Page and application data records:
____________

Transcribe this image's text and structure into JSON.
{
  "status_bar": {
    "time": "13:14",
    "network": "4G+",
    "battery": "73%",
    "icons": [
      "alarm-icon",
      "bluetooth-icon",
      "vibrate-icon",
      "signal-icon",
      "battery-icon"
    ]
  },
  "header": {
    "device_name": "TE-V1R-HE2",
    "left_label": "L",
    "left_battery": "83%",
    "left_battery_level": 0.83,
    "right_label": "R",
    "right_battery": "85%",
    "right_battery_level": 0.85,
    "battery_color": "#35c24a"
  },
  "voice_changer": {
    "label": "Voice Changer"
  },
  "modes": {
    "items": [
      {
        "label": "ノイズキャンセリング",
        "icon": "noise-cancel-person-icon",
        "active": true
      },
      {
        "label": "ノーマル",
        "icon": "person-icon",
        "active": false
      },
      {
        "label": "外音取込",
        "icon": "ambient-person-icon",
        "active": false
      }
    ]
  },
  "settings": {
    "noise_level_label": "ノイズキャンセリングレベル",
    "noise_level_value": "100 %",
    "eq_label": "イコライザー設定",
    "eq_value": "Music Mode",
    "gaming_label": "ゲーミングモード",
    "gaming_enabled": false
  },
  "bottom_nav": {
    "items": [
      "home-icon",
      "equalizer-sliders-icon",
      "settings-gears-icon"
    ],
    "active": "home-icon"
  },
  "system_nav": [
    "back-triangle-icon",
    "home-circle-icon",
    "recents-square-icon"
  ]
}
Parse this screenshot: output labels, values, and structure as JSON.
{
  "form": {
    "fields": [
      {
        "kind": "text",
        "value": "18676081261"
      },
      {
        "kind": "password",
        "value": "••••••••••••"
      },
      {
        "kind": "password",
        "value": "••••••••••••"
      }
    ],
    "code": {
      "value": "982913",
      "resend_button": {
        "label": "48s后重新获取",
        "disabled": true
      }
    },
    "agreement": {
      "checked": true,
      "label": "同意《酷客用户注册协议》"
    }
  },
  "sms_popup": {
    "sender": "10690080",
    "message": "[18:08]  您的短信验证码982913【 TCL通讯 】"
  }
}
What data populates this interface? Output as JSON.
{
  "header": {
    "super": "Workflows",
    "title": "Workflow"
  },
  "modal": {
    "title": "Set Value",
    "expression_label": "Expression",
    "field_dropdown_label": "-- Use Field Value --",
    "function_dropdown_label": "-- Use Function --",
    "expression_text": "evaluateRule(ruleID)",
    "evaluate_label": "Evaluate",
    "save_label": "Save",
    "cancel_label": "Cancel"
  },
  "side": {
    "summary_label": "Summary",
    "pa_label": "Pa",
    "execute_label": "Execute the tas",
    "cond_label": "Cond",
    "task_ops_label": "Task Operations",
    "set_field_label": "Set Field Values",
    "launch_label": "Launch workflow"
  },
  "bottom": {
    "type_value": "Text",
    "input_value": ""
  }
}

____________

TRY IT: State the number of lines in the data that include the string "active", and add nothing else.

SOLUTION FOR THIS PROBLEM: 4